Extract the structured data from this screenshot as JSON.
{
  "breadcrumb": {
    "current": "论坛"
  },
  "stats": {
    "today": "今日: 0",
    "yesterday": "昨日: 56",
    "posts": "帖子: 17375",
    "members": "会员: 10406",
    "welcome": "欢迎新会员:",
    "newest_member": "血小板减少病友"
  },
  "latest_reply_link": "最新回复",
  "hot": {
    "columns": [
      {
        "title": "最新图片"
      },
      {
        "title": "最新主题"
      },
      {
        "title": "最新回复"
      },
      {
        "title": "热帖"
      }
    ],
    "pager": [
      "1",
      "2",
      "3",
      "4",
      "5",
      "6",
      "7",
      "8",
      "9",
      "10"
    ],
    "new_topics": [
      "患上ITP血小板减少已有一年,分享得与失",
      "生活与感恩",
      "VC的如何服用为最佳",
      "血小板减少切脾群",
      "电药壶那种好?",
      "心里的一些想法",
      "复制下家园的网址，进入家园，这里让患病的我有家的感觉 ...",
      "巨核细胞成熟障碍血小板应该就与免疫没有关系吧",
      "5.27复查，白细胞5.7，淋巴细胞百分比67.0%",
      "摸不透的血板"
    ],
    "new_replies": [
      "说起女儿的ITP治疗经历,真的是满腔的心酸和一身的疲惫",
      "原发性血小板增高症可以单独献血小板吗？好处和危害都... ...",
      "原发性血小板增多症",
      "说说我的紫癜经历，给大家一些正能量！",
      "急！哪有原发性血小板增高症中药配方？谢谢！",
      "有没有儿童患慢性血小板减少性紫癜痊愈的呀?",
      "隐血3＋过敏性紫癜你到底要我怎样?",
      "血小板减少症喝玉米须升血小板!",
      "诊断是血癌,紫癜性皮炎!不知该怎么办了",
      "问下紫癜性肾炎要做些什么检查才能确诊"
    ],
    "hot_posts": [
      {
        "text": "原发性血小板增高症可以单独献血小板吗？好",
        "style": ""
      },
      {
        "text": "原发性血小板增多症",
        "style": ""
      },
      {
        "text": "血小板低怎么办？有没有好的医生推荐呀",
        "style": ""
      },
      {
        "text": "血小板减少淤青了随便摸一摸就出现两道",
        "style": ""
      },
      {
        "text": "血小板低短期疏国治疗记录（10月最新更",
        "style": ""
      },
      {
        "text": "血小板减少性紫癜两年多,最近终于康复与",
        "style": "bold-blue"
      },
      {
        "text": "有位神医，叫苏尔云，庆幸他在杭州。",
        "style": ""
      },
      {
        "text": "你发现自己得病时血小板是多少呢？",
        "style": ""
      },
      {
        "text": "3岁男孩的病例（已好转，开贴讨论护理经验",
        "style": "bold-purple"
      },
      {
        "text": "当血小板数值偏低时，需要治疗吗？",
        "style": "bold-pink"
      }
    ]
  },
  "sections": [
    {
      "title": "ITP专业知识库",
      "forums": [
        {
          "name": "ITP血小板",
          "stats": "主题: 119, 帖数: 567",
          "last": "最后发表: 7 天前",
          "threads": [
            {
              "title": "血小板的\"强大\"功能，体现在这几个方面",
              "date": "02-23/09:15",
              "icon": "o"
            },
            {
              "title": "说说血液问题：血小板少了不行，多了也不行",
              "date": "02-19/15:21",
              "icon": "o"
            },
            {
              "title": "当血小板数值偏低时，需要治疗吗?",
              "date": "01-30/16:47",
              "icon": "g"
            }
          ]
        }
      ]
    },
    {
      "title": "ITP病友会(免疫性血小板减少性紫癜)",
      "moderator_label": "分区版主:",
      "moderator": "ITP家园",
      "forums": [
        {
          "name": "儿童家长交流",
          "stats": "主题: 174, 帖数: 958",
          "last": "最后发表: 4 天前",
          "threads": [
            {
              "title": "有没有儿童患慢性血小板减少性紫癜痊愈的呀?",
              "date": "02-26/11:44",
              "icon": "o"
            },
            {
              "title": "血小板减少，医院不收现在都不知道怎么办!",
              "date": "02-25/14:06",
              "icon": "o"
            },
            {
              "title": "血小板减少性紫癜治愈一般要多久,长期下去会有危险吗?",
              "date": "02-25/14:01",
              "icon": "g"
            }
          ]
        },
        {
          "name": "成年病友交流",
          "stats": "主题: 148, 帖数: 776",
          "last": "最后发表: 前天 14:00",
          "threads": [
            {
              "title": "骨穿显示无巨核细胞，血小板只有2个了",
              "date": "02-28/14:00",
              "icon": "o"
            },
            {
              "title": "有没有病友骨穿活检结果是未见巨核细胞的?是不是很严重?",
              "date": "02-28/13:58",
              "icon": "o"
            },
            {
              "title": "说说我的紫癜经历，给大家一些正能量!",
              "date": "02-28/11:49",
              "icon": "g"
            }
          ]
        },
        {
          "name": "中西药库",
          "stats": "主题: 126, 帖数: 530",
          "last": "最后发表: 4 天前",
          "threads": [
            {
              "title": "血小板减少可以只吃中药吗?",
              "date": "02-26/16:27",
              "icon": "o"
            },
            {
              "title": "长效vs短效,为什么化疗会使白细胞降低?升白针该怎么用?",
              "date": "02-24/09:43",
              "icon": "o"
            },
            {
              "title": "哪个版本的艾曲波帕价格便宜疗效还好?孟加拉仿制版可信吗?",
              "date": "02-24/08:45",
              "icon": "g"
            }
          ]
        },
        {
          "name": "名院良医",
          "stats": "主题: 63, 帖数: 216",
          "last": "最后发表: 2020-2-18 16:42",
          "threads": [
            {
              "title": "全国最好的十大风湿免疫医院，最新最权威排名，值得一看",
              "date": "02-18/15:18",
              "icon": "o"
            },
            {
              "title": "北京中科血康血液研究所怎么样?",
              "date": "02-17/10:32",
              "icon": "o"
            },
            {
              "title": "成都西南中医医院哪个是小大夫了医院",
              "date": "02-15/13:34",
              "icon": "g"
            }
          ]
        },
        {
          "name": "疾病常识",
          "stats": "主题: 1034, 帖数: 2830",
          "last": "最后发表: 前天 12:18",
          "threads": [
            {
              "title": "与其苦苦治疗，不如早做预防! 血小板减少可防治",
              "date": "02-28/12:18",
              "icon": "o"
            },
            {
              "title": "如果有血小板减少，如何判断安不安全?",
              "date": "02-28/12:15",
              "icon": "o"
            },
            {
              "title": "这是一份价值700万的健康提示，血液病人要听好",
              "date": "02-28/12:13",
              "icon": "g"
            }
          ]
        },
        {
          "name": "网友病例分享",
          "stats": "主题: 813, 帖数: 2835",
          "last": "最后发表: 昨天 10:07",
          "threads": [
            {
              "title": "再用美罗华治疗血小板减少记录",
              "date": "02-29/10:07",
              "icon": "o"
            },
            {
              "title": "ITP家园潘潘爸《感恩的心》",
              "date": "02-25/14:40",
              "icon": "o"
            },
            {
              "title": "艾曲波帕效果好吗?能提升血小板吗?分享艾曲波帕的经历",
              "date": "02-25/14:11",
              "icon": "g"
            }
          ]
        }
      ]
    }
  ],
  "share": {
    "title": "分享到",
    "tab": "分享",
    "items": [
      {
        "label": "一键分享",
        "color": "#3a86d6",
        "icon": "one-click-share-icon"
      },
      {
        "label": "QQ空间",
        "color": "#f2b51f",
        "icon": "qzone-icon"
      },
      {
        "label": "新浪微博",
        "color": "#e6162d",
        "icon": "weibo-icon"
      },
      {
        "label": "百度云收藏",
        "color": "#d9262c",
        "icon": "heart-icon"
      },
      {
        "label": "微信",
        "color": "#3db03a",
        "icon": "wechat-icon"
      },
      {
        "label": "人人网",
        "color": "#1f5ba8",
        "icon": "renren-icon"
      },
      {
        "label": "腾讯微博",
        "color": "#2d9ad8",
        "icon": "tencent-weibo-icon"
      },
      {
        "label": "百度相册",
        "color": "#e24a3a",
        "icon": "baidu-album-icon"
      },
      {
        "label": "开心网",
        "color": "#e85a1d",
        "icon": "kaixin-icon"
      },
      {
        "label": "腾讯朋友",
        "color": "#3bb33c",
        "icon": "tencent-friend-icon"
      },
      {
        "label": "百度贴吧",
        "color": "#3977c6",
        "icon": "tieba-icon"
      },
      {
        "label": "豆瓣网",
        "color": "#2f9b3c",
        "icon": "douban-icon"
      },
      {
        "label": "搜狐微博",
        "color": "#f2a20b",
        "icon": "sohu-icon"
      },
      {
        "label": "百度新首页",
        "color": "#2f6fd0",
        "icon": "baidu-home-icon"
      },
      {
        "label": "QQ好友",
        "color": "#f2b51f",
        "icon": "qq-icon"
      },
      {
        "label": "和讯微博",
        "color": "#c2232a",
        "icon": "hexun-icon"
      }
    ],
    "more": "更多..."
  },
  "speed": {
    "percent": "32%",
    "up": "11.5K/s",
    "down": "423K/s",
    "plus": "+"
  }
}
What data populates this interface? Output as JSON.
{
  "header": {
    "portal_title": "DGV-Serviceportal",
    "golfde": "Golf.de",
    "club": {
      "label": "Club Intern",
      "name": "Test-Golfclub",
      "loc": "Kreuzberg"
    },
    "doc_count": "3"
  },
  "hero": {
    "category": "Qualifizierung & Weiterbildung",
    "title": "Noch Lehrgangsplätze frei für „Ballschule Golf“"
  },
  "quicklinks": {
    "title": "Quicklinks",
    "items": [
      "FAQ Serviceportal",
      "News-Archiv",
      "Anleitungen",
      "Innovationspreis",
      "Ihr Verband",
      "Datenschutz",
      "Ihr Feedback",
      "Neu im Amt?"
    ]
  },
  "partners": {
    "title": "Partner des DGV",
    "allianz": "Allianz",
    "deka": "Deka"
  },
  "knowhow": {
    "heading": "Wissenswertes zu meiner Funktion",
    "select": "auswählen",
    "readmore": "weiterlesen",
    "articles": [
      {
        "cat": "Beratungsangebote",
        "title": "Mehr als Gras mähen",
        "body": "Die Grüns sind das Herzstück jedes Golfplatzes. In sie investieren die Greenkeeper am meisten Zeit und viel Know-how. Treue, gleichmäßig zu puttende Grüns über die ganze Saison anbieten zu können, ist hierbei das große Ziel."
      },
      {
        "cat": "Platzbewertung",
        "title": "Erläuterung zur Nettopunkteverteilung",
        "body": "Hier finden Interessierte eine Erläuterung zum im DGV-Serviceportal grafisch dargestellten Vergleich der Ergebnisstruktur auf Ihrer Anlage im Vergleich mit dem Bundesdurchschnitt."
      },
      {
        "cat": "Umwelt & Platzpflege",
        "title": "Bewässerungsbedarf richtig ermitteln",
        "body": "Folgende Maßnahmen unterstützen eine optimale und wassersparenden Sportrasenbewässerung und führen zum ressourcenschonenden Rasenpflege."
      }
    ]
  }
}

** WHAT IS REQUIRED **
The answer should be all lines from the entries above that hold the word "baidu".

** REPLY TO THE EXERCISE **
        "icon": "baidu-album-icon"
        "icon": "baidu-home-icon"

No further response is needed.